Affordable Taneytown has heart and history Oh, say, did you know Francis Scott Key taught Sunday school there?

Neighborhood Profile

September 08, 1996|By Joanne E. Morvay | Joanne E. Morvay,SPECIAL TO THE SUN

Taneytown -- one of Carroll County's oldest communities -- is finding new life as one of the area's most affordable addresses.

According to records held by the Historical Society of Carroll County, Taneytown has been attracting residents since the first lots were plotted in 1762. Strategically located along the former Monocacy Road, the town became a final destination for many settlers moving out of Pennsylvania into what was then Frederick County.

Although it is commonly thought that Taneytown was named for Roger Brooke Taney, a chief justice of the United States in the 19th century, in truth the city was named after a forebear of his. The less notable Raphael Taney -- one of the recipients of the original land grant -- was from St. Mary's County. It's doubtful he ever lived in the city that bears his name.

Francis Scott Key, composer of "The Star-Spangled Banner," was raised just four miles from Taneytown at Terra Rubra, his family's farm in the small village of Keysville. The historic estate is in private hands today. According to county historical records, Key taught children in the town's first African-American Sunday school, gathering them in a small church that stood in the oldest section of the cemetery that now belongs to Grace United Church of Christ.

In an interesting historic twist, Roger Brooke Taney married Key's sister. Their marriage is recorded in the registry at St. Joseph's Catholic Church. The church, which dates to 1777, is the second oldest church in the Archdiocese of Baltimore.

City officials are hoping to capitalize on Taneytown's Civil War history and share some of the glory -- and tourism dollars -- that have been afforded neighboring Gettysburg. In 1863, Union Gen. George Meade established a command post in Taneytown as he headed for Gettysburg and the battle there.

Today, Taneytown attracts prospective homebuyers from Baltimore, Frederick and points between -- all willing to add 10 or 15 minutes to their daily commute in order to save $10,000 to $15,000 and own a home of their own.

Seventeen years ago, Gwenn and Gary Bockelmann moved from Woodlawn to a house on the Taneytown-Westminster border. They were looking for more space and a quiet, "country #i atmosphere" in which to raise their two sons.

The boys -- now grown -- attended Taneytown schools and were involved in Taneytown activities. The Bockelmanns patronized Taneytown businesses and did most of their shopping at the local grocery store. When the couple decided to move last year, they made a conscious decision not to leave the life they'd built in the Taneytown area. Their new home is just a mile down the road from their old home. Their former property was sold to longtime acquaintances.

Since they moved to Carroll, both Bockelmanns have become Realtors for O'Conor Piper & Flynn in Westminster.

"I like the Taneytown area enough to move several of my friends and even my mother-in-law there," Gwenn Bockelmann said.

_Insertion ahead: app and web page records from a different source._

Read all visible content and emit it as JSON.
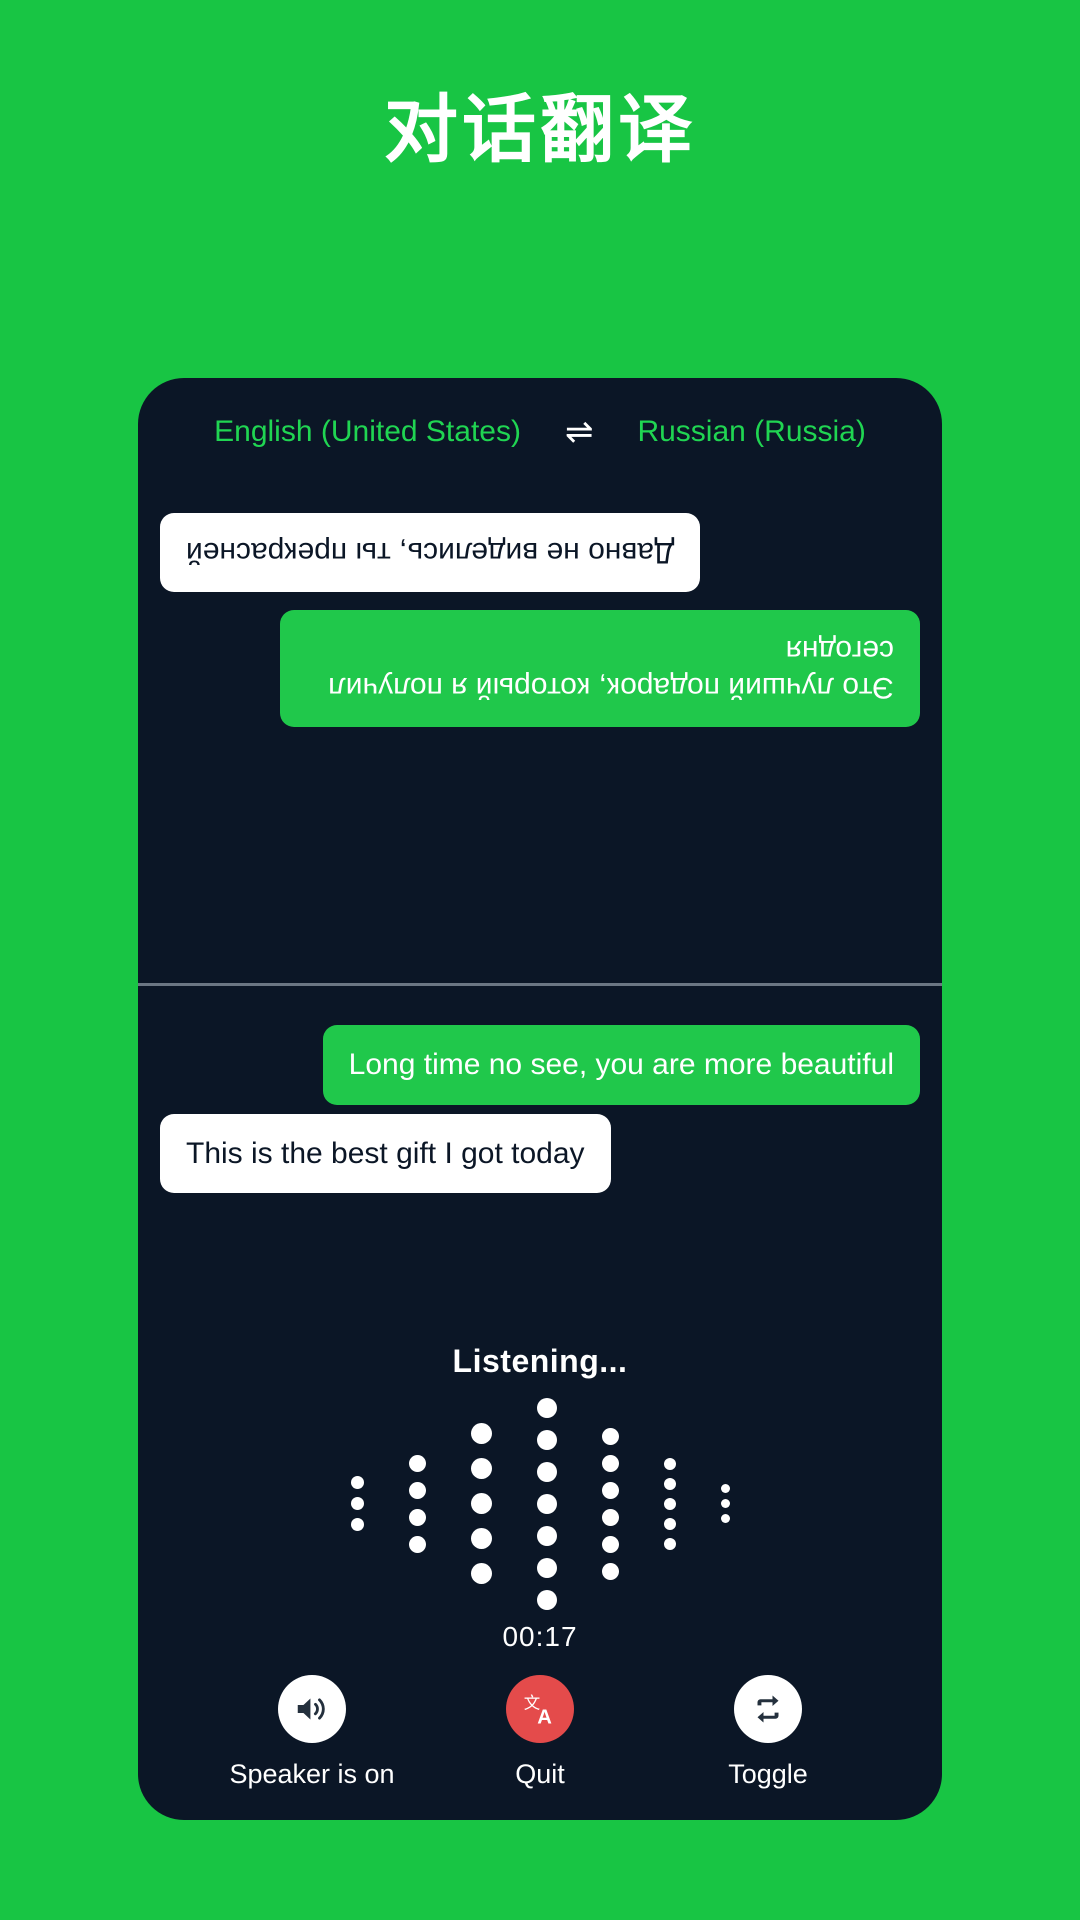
{
  "page": {
    "title": "对话翻译",
    "background_color": "#18c544",
    "card_color": "#0b1626",
    "accent_color": "#20c84b",
    "danger_color": "#e44b4b"
  },
  "languages": {
    "source": "English (United States)",
    "target": "Russian (Russia)",
    "swap_glyph": "⇌",
    "swap_icon_name": "swap-languages-icon"
  },
  "remote_pane": {
    "rotated": true,
    "messages": [
      {
        "text": "Это лучший подарок, который я получил сегодня",
        "style": "accent",
        "align": "left"
      },
      {
        "text": "Давно не виделись, ты прекрасней",
        "style": "plain",
        "align": "right"
      }
    ]
  },
  "local_pane": {
    "messages": [
      {
        "text": "Long time no see, you are more beautiful",
        "style": "accent",
        "align": "right"
      },
      {
        "text": "This is the best gift I got today",
        "style": "plain",
        "align": "left"
      }
    ]
  },
  "listening": {
    "label": "Listening...",
    "timer": "00:17",
    "waveform": {
      "columns": [
        {
          "dots": 3,
          "size": 13
        },
        {
          "dots": 4,
          "size": 17
        },
        {
          "dots": 5,
          "size": 21
        },
        {
          "dots": 7,
          "size": 20
        },
        {
          "dots": 6,
          "size": 17
        },
        {
          "dots": 5,
          "size": 12
        },
        {
          "dots": 3,
          "size": 9
        }
      ]
    }
  },
  "controls": [
    {
      "label": "Speaker is on",
      "icon": "speaker-on-icon",
      "style": "light",
      "name": "speaker-button"
    },
    {
      "label": "Quit",
      "icon": "translate-icon",
      "style": "danger",
      "name": "quit-button"
    },
    {
      "label": "Toggle",
      "icon": "toggle-repeat-icon",
      "style": "light",
      "name": "toggle-button"
    }
  ]
}
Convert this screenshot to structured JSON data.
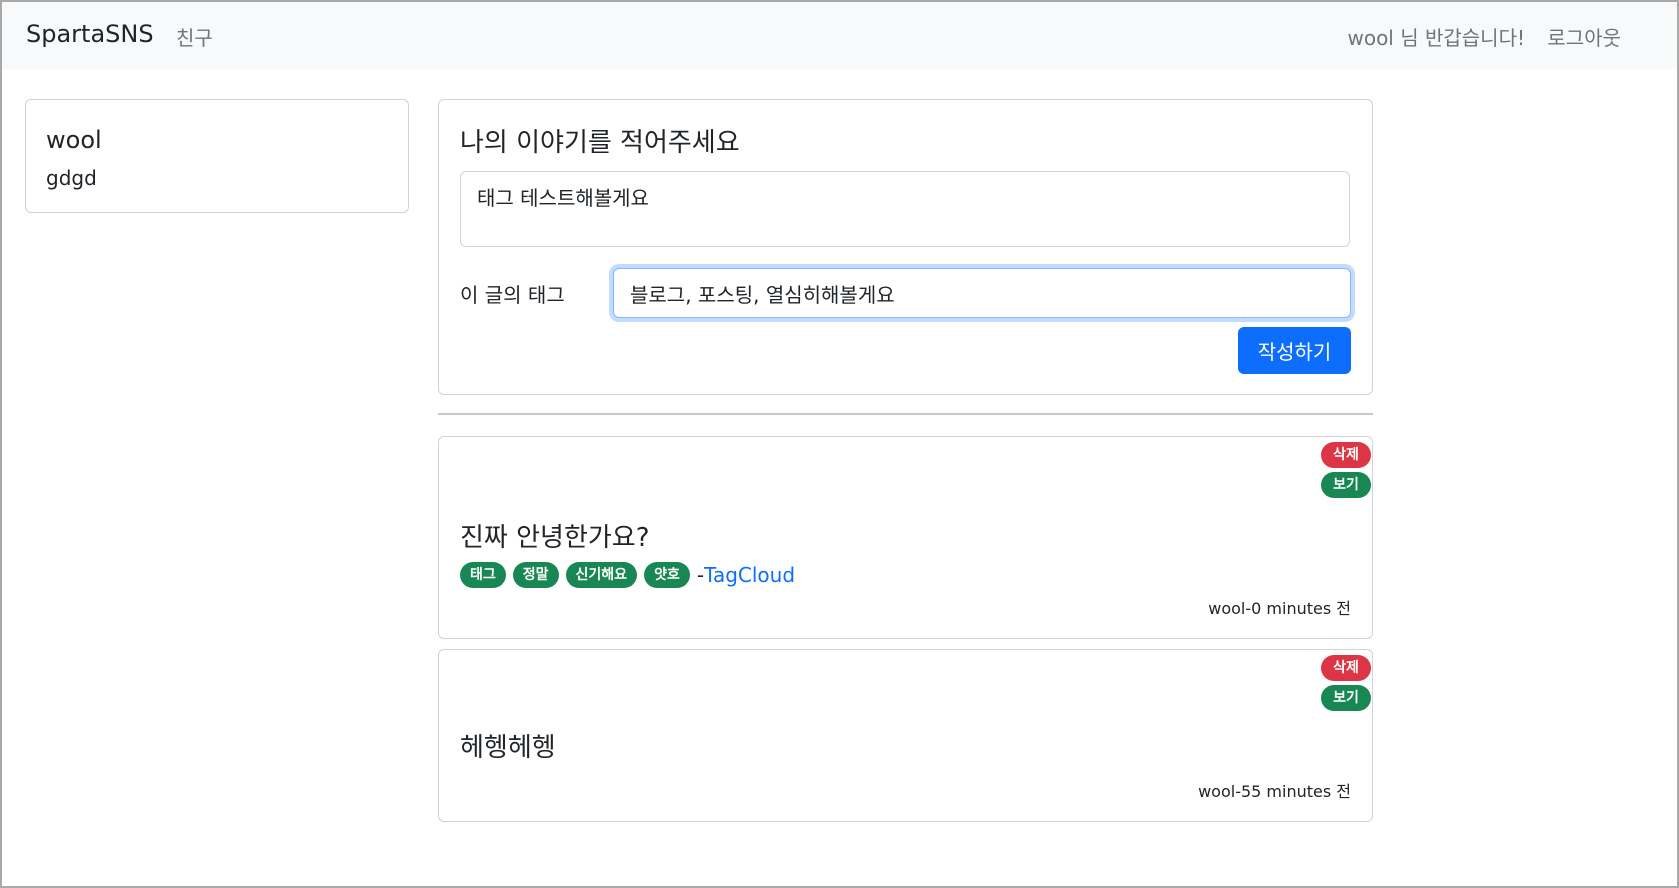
{
  "navbar": {
    "brand": "SpartaSNS",
    "friends_link": "친구",
    "greeting": "wool 님 반갑습니다!",
    "logout": "로그아웃"
  },
  "profile": {
    "username": "wool",
    "bio": "gdgd"
  },
  "composer": {
    "title": "나의 이야기를 적어주세요",
    "content_value": "태그 테스트해볼게요",
    "tag_label": "이 글의 태그",
    "tag_value": "블로그, 포스팅, 열심히해볼게요",
    "submit_label": "작성하기"
  },
  "posts": [
    {
      "delete_label": "삭제",
      "view_label": "보기",
      "title": "진짜 안녕한가요?",
      "tags": [
        "태그",
        "정말",
        "신기해요",
        "얏호"
      ],
      "tag_separator": "-",
      "tagcloud_link": "TagCloud",
      "meta": "wool-0 minutes 전"
    },
    {
      "delete_label": "삭제",
      "view_label": "보기",
      "title": "헤헹헤헹",
      "meta": "wool-55 minutes 전"
    }
  ],
  "colors": {
    "primary": "#0d6efd",
    "danger": "#dc3545",
    "success": "#198754",
    "navbar_bg": "#f8f9fa"
  }
}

"And I do like my mother-in-law," she said with a laugh.

Taneytown's central location between Baltimore, Frederick and Hanover, Pa.; the large amount of clean industry in the area that provides jobs for many residents; and the variety of housing choices available are just a few of the community's merits, Gwenn Bockelmann said.

In a recent survey of marketable Taneytown properties, Bockelmann found 38 single-family homes listed between $105,000 and $150,000. Many of those properties were new houses built in the smaller subdivisions that are beginning to ring the town. In Copperfield, one of the larger developments, buyers are offered homes ranging from 1,200 to more than 2,000 square feet for $115,000 to $165,000.

The choices aren't expected to stop there. With another subdivision slated for property near Route 194 and developable acreage for sale off Roberts Mill Road, which parallels Main Street, Taneytown is expected to continue to grow.

City Manager Chip Boyles said that while an influx of newcomers has polarized some Carroll municipalities, Taneytown officials are making a conscious effort to keep that from happening in their community. Both groups share a common bond in their love of Taneytown's small-town character, Boyles said. The key is getting them to compromise on their expectations of city services.

Heavy rains this year have caused overflow problems with the city's sewer lines. Residents who have had to call members of the local fire company several times to pump raw sewage out of their basements have understandably lost patience with the predicament, Boyles said. The city is getting help from state environmental officials.

"But if you moved in from Baltimore City, you were used to a very well-equipped and well-staffed department," he said. "Here, we're smaller; it does take more time, and our funding mechanisms are not as well developed."

Baltimore Sun Articles
|
|
|
Please note the green-lined linked article text has been applied commercially without any involvement from our newsroom editors, reporters or any other editorial staff.